> _WORK TO BE COMPLETED_: From the entries below, gather each line containing the word "data".

> _RECORDS FOR PROCESSING_:
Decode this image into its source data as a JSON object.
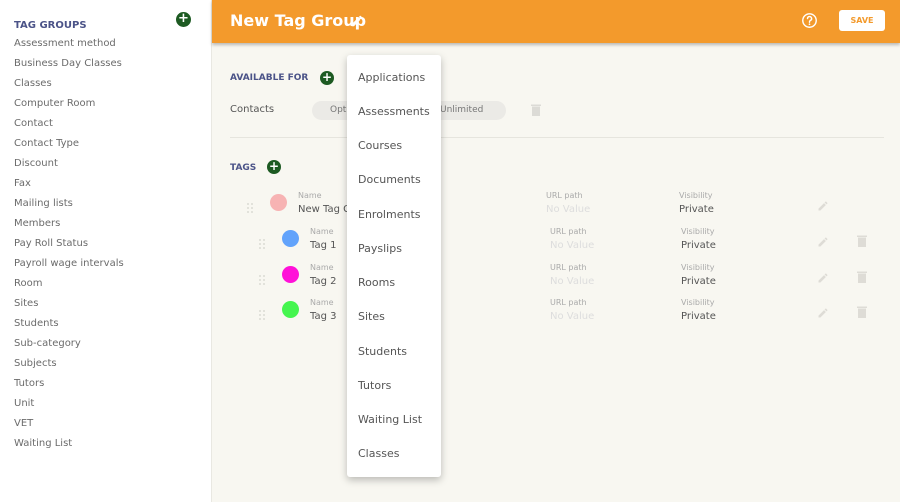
{
  "sidebar": {
    "title": "TAG GROUPS",
    "add_icon": "plus-circle-icon",
    "items": [
      "Assessment method",
      "Business Day Classes",
      "Classes",
      "Computer Room",
      "Contact",
      "Contact Type",
      "Discount",
      "Fax",
      "Mailing lists",
      "Members",
      "Pay Roll Status",
      "Payroll wage intervals",
      "Room",
      "Sites",
      "Students",
      "Sub-category",
      "Subjects",
      "Tutors",
      "Unit",
      "VET",
      "Waiting List"
    ]
  },
  "header": {
    "title": "New Tag Group",
    "edit_icon": "pencil-icon",
    "help_icon": "help-circle-icon",
    "save_label": "SAVE",
    "color": "#f39a2c"
  },
  "available_for": {
    "label": "AVAILABLE FOR",
    "rows": [
      {
        "entity": "Contacts",
        "option_left": "Opt",
        "option_right": "Unlimited"
      }
    ]
  },
  "tags": {
    "label": "TAGS",
    "field_labels": {
      "name": "Name",
      "url": "URL path",
      "visibility": "Visibility"
    },
    "rows": [
      {
        "name": "New Tag G",
        "color": "#f7b3b3",
        "url": "No Value",
        "visibility": "Private",
        "deletable": false
      },
      {
        "name": "Tag 1",
        "color": "#62a3fb",
        "url": "No Value",
        "visibility": "Private",
        "deletable": true
      },
      {
        "name": "Tag 2",
        "color": "#ff11d8",
        "url": "No Value",
        "visibility": "Private",
        "deletable": true
      },
      {
        "name": "Tag 3",
        "color": "#45f54f",
        "url": "No Value",
        "visibility": "Private",
        "deletable": true
      }
    ]
  },
  "dropdown": {
    "items": [
      "Applications",
      "Assessments",
      "Courses",
      "Documents",
      "Enrolments",
      "Payslips",
      "Rooms",
      "Sites",
      "Students",
      "Tutors",
      "Waiting List",
      "Classes"
    ]
  },
  "colors": {
    "accent_green": "#1d5a22",
    "section_label": "#4b5388"
  }
}
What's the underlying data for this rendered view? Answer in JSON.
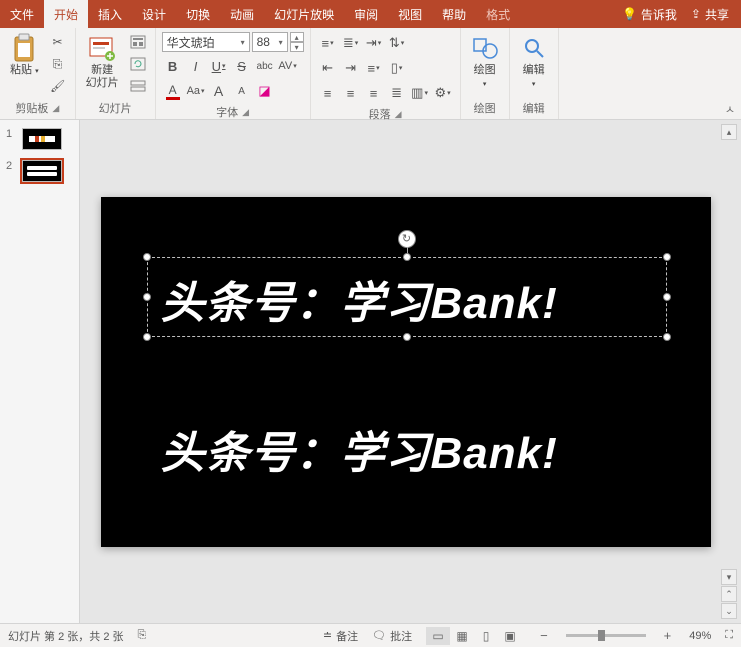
{
  "tabs": {
    "file": "文件",
    "home": "开始",
    "insert": "插入",
    "design": "设计",
    "transition": "切换",
    "animation": "动画",
    "slideshow": "幻灯片放映",
    "review": "审阅",
    "view": "视图",
    "help": "帮助",
    "format": "格式"
  },
  "titlebar": {
    "tellme": "告诉我",
    "share": "共享"
  },
  "ribbon": {
    "clipboard": {
      "paste": "粘贴",
      "group": "剪贴板"
    },
    "slides": {
      "new": "新建\n幻灯片",
      "group": "幻灯片"
    },
    "font": {
      "name": "华文琥珀",
      "size": "88",
      "group": "字体",
      "bold": "B",
      "italic": "I",
      "underline": "U",
      "strike": "S",
      "shadow": "abc",
      "spacing": "AV",
      "fontcolor": "A",
      "case": "Aa",
      "grow": "A",
      "shrink": "A",
      "clear": "◢"
    },
    "paragraph": {
      "group": "段落"
    },
    "drawing": {
      "label": "绘图",
      "group": "绘图"
    },
    "editing": {
      "label": "编辑",
      "group": "编辑"
    }
  },
  "thumbs": [
    {
      "num": "1",
      "active": false
    },
    {
      "num": "2",
      "active": true
    }
  ],
  "slide": {
    "text1": "头条号：学习Bank!",
    "text2": "头条号：学习Bank!"
  },
  "status": {
    "slideinfo": "幻灯片 第 2 张，共 2 张",
    "notes": "备注",
    "comments": "批注",
    "zoom": "49%"
  }
}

> _FINAL ANSWER_:
Decode this image into its source data as a JSON object.
What's the underlying data for this rendered view? Answer in JSON.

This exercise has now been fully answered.